● **Work order**
Filter the material below down to the lines containing the word "icon".

--- START ---

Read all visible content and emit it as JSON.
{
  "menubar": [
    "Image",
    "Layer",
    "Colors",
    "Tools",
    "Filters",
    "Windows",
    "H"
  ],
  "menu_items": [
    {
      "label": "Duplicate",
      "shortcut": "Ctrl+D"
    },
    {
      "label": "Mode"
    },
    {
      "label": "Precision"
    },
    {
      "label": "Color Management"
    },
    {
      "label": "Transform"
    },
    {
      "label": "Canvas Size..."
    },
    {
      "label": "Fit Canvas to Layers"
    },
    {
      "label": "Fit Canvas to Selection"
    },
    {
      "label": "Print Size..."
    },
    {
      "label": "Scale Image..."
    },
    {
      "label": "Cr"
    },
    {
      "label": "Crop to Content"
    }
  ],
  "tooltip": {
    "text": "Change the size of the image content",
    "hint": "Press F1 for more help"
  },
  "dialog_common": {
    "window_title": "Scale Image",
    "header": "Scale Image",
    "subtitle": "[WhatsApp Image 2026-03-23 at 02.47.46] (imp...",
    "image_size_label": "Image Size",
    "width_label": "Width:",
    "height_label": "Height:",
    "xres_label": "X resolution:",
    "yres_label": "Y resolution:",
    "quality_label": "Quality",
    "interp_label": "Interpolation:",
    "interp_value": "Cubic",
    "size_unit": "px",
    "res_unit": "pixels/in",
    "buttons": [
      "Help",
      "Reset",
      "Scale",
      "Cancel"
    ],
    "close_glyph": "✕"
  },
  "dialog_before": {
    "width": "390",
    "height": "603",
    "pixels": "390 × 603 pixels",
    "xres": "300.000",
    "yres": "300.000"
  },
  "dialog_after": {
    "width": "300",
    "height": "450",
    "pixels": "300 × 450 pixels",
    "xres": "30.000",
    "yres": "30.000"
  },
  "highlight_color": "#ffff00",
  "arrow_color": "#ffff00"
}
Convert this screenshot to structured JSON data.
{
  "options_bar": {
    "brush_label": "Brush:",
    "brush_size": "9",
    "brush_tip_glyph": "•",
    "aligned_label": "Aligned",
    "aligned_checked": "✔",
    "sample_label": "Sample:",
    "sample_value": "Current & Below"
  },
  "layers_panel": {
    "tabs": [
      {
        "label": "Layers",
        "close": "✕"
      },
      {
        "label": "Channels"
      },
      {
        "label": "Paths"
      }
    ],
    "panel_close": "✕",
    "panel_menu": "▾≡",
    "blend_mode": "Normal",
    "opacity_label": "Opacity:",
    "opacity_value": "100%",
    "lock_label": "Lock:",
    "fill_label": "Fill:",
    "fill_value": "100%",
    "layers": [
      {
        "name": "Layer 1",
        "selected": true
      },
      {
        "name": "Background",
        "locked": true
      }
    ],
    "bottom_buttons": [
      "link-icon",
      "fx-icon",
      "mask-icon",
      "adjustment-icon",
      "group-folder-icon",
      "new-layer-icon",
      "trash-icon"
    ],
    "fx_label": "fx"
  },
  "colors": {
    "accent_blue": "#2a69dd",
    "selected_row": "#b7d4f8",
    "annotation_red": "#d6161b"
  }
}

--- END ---

● **Solution for this task**
      "link-icon",
      "fx-icon",
      "mask-icon",
      "adjustment-icon",
      "group-folder-icon",
      "new-layer-icon",
      "trash-icon"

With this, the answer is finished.